“President Obama, when he was elected, could have been a unifying leader,” Senator Ted Cruz of Texas, a Republican candidate for president, said at a forum last week. “He has made decisions that I think have inflamed racial tensions.”
On the other side of the ideological spectrum, some liberal African-American activists have complained that Mr. Obama has not done enough to help downtrodden communities. While he is speaking out more, these critics argue, he has hardly used the power of the presidency to make the sort of radical change they say is necessary.
The line Mr. Obama has tried to straddle has been a serrated one. He condemns police brutality as he defends most officers as honorable. He condemns “criminals and thugs” who looted in Baltimore while expressing empathy with those trapped in a cycle of poverty and hopelessness.
In the Bronx on Monday, Mr. Obama bemoaned the death of Brian Moore, a plainclothes New York police officer who had died earlier in the day after being shot in the head Saturday on a Queens street. Most police officers are “good and honest and fair and care deeply about their communities,” even as they put their lives on the line, Mr. Obama said.

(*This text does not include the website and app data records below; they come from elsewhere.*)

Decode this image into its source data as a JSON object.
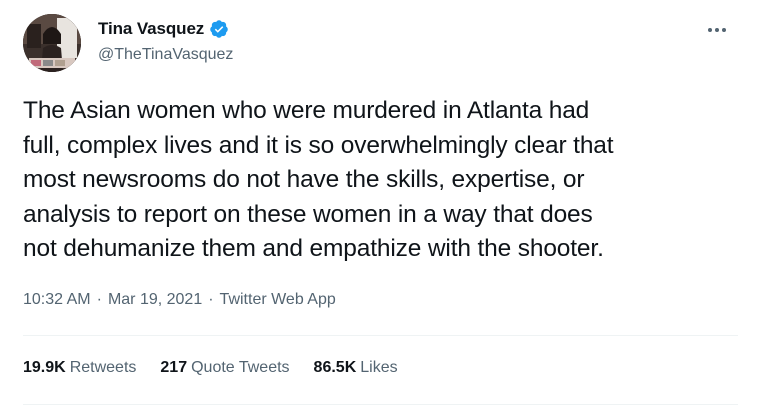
{
  "author": {
    "name": "Tina Vasquez",
    "handle": "@TheTinaVasquez",
    "verified": true,
    "avatar_icon": "profile-photo"
  },
  "tweet": {
    "lines": [
      "The Asian women who were murdered in Atlanta had",
      "full, complex lives and it is so overwhelmingly clear that",
      "most newsrooms do not have the skills, expertise, or",
      "analysis to report on these women in a way that does",
      "not dehumanize them and empathize with the shooter."
    ],
    "time": "10:32 AM",
    "date": "Mar 19, 2021",
    "separator": "·",
    "source": "Twitter Web App"
  },
  "stats": {
    "retweets_count": "19.9K",
    "retweets_label": "Retweets",
    "quotes_count": "217",
    "quotes_label": "Quote Tweets",
    "likes_count": "86.5K",
    "likes_label": "Likes"
  },
  "colors": {
    "verified": "#1d9bf0",
    "secondary_text": "#536471",
    "primary_text": "#0f1419",
    "divider": "#eff3f4"
  },
  "icons": {
    "more": "more-horizontal-icon",
    "verified": "verified-badge-icon"
  }
}
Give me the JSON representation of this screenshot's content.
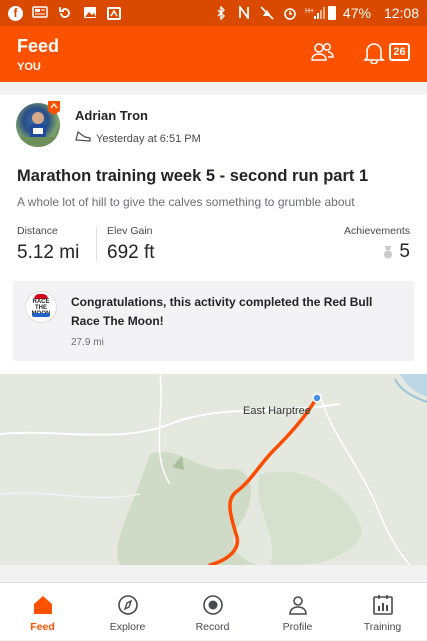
{
  "statusbar": {
    "battery": "47%",
    "time": "12:08"
  },
  "appbar": {
    "title": "Feed",
    "subtitle": "YOU",
    "notification_count": "26",
    "accent": "#fc5200"
  },
  "activity": {
    "athlete_name": "Adrian Tron",
    "timestamp": "Yesterday at 6:51 PM",
    "title": "Marathon training week 5 - second run part 1",
    "description": "A whole lot of hill to give the calves something to grumble about",
    "stats": {
      "distance_label": "Distance",
      "distance_value": "5.12 mi",
      "elev_label": "Elev Gain",
      "elev_value": "692 ft",
      "achievements_label": "Achievements",
      "achievements_value": "5"
    },
    "challenge": {
      "logo_text": "RACE THE MOON",
      "message": "Congratulations, this activity completed the Red Bull Race The Moon!",
      "distance": "27.9 mi"
    },
    "map": {
      "place_label": "East Harptree",
      "route_color": "#fc4c02"
    }
  },
  "tabs": [
    {
      "label": "Feed",
      "icon": "home-icon",
      "active": true
    },
    {
      "label": "Explore",
      "icon": "compass-icon",
      "active": false
    },
    {
      "label": "Record",
      "icon": "record-icon",
      "active": false
    },
    {
      "label": "Profile",
      "icon": "profile-icon",
      "active": false
    },
    {
      "label": "Training",
      "icon": "training-icon",
      "active": false
    }
  ]
}
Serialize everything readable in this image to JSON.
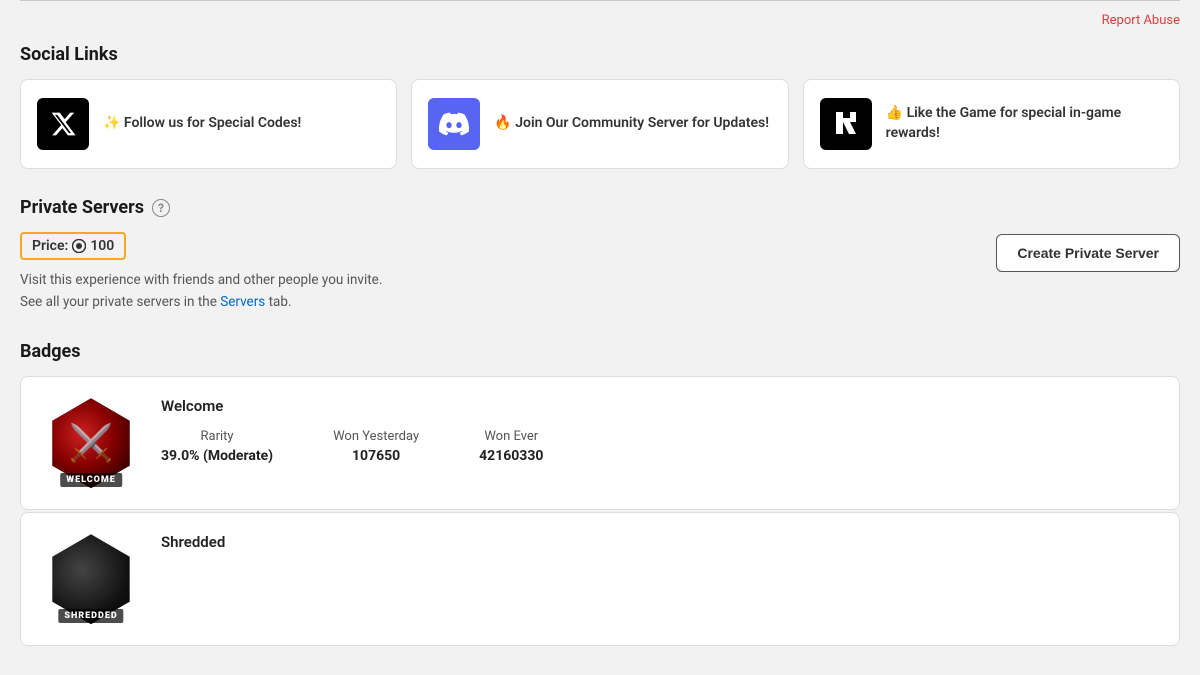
{
  "page": {
    "report_abuse_label": "Report Abuse"
  },
  "social_links": {
    "section_title": "Social Links",
    "cards": [
      {
        "platform": "twitter",
        "emoji": "✨",
        "text": "Follow us for Special Codes!",
        "icon_label": "X"
      },
      {
        "platform": "discord",
        "emoji": "🔥",
        "text": "Join Our Community Server for Updates!",
        "icon_label": "discord"
      },
      {
        "platform": "roblox",
        "emoji": "👍",
        "text": "Like the Game for special in-game rewards!",
        "icon_label": "R"
      }
    ]
  },
  "private_servers": {
    "section_title": "Private Servers",
    "price_label": "Price:",
    "price_amount": "100",
    "description_line1": "Visit this experience with friends and other people you invite.",
    "description_line2": "See all your private servers in the",
    "servers_link_text": "Servers",
    "description_line2_end": "tab.",
    "create_button_label": "Create Private Server"
  },
  "badges": {
    "section_title": "Badges",
    "items": [
      {
        "name": "Welcome",
        "label_overlay": "WELCOME",
        "rarity_label": "Rarity",
        "rarity_value": "39.0% (Moderate)",
        "won_yesterday_label": "Won Yesterday",
        "won_yesterday_value": "107650",
        "won_ever_label": "Won Ever",
        "won_ever_value": "42160330"
      },
      {
        "name": "Shredded",
        "label_overlay": "SHREDDED"
      }
    ]
  }
}
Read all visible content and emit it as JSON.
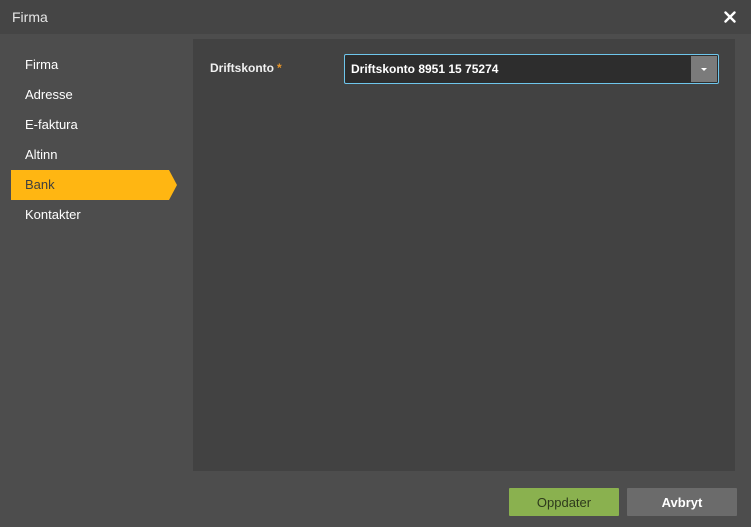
{
  "window": {
    "title": "Firma",
    "close_icon": "close-icon"
  },
  "sidebar": {
    "items": [
      {
        "label": "Firma",
        "active": false
      },
      {
        "label": "Adresse",
        "active": false
      },
      {
        "label": "E-faktura",
        "active": false
      },
      {
        "label": "Altinn",
        "active": false
      },
      {
        "label": "Bank",
        "active": true
      },
      {
        "label": "Kontakter",
        "active": false
      }
    ]
  },
  "form": {
    "driftskonto": {
      "label": "Driftskonto",
      "required_marker": "*",
      "value": "Driftskonto 8951 15 75274",
      "icon": "chevron-down-icon"
    }
  },
  "footer": {
    "update_label": "Oppdater",
    "cancel_label": "Avbryt"
  },
  "colors": {
    "accent": "#ffb612",
    "update_button": "#8ab14f",
    "focus_border": "#6ec6ec",
    "required": "#e8962a"
  }
}
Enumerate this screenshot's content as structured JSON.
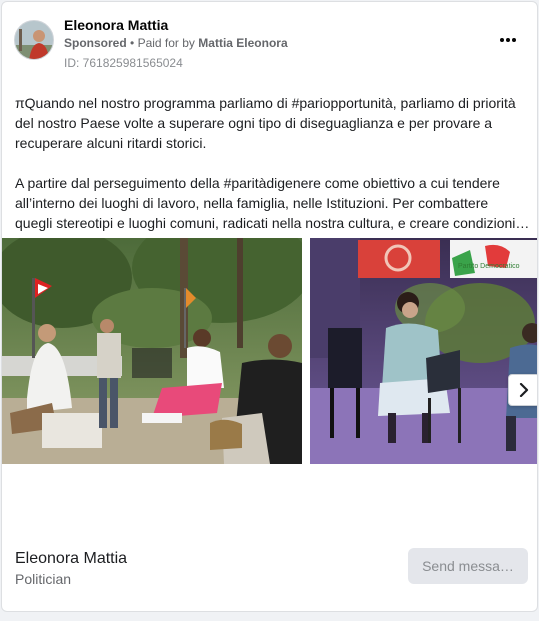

“Which is why in addressing the issues in Baltimore or Ferguson or New York, the point I made was that if we’re just looking at policing, we’re looking at it too narrowly,” he added. “If we ask the police to simply contain and control problems that we ourselves have been unwilling to invest and solve, that’s not fair to the communities, it’s not fair to the police.”
Moreover, if society writes off some people, he said, “that’s not the kind of country I want to live in; that’s not what America is about.”
His message to young men like Malachi Hernandez, who attends Boston Latin Academy in Massachusetts, is not to give up.
“I want you to know you matter,” he said. “You matter to us.”